[[ GIVEN DATA, beginning ]]

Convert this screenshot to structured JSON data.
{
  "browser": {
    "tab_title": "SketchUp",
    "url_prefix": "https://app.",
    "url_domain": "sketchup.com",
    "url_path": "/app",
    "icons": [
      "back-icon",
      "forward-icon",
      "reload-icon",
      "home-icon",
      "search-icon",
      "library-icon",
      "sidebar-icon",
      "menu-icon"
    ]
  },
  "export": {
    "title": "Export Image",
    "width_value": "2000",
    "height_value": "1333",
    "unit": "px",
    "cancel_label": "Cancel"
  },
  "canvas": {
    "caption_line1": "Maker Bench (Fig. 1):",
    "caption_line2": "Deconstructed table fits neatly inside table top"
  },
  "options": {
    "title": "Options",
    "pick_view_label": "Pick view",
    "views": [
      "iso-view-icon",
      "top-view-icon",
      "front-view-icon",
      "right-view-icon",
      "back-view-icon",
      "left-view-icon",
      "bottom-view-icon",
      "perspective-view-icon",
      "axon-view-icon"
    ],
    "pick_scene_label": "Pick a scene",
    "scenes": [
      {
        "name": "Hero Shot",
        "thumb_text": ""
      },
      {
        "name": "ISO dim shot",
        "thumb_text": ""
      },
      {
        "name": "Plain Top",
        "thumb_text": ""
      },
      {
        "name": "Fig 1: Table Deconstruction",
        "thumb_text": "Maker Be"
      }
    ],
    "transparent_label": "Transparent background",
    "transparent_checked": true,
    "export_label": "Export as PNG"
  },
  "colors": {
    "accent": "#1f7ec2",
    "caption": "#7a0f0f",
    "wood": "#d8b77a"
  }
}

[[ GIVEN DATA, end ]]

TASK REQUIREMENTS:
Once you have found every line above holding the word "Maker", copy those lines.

WRITTEN SOLUTION:
    "caption_line1": "Maker Bench (Fig. 1):",
        "thumb_text": "Maker Be"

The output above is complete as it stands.